- Yolk: Food for the embryo. The female’s ovary deposits layers on the yolk to increase its size before ovulation. Yellow layers are laid on during the day, white ones at night, so the yolk has rings like a tree. It’s housed in a yolk sac which is why you have to “break” the yolk when cooking. The yolk is ovulated with the germinal disc attached (cradled by the yolk) so the food is next to the potential embryo even before fertilization. As the embryo develops, the yolk shrinks.
- Albumen = Egg White: Food, water, shock absorber, and insulation from sudden temperature changes. The albumen makes up 50% to 71% of the egg’s total weight. It’s laid on after fertilization while the yolk-with-germinal-disc rotates gently in the oviduct. As the embryo develops the albumen shrinks too.
- Chalazae: Because the yolk is rotating during albumen deposition, twists form in the albumen. Chalazae act like springs and stabilizers to keep the yolk and embryo in place inside the egg. They’re the white twisted bits in the egg white. (Totally amazing! Shock absorbers, insulation, springs and stabilizers!)
- Inner Shell Membrane: the first of two membranes that hold the embryo-yolk-albumen together
- Air Space: Between the inner and outer shell membranes the air space acts as a condenser for moisture exchange. This is where the baby bird takes its first breath before hatching.
- Outer Shell Membrane: The final packaging before the shell is laid on. It’s attached to the shell when you crack open an egg.
- Shell: The female’s uterus deposits calcium on the outer shell membrane to make the hard enclosure for the egg. The shell has microscopic pores to allow air exchange for the developing embryo.
- Cuticle: A thin layer on the shell that adds protection. The cuticle has caps on top of the pores that close when necessary to protect the embryo.
Eggs have the tools and potential to become baby birds. Next week I’ll show you how.

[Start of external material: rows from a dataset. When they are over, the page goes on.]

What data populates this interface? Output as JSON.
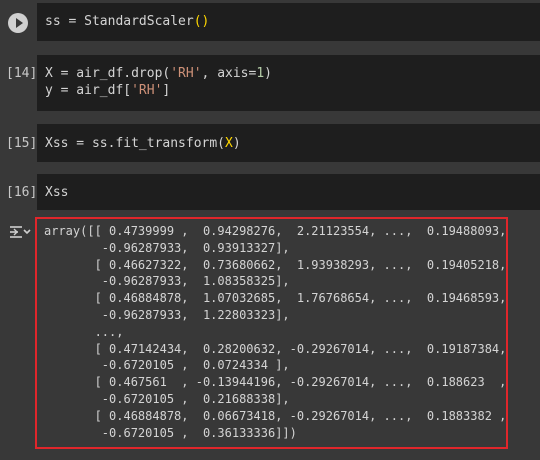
{
  "cells": [
    {
      "prompt": "",
      "code_plain": "ss = StandardScaler",
      "paren": "()"
    },
    {
      "prompt": "[14]",
      "line1_a": "X = air_df.drop(",
      "line1_str": "'RH'",
      "line1_b": ", axis=",
      "line1_num": "1",
      "line1_c": ")",
      "line2_a": "y = air_df[",
      "line2_str": "'RH'",
      "line2_b": "]"
    },
    {
      "prompt": "[15]",
      "code_a": "Xss = ss.fit_transform(",
      "code_b": "X",
      "code_c": ")"
    },
    {
      "prompt": "[16]",
      "code": "Xss"
    }
  ],
  "output": {
    "lines": [
      "array([[ 0.4739999 ,  0.94298276,  2.21123554, ...,  0.19488093,",
      "        -0.96287933,  0.93913327],",
      "       [ 0.46627322,  0.73680662,  1.93938293, ...,  0.19405218,",
      "        -0.96287933,  1.08358325],",
      "       [ 0.46884878,  1.07032685,  1.76768654, ...,  0.19468593,",
      "        -0.96287933,  1.22803323],",
      "       ...,",
      "       [ 0.47142434,  0.28200632, -0.29267014, ...,  0.19187384,",
      "        -0.6720105 ,  0.0724334 ],",
      "       [ 0.467561  , -0.13944196, -0.29267014, ...,  0.188623  ,",
      "        -0.6720105 ,  0.21688338],",
      "       [ 0.46884878,  0.06673418, -0.29267014, ...,  0.1883382 ,",
      "        -0.6720105 ,  0.36133336]])"
    ]
  }
}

(illustration from Wikimedia Commons; click on the image to see the original. Today’s Tenth Page is inspired by page 420 of Ornithology by Frank B. Gill.)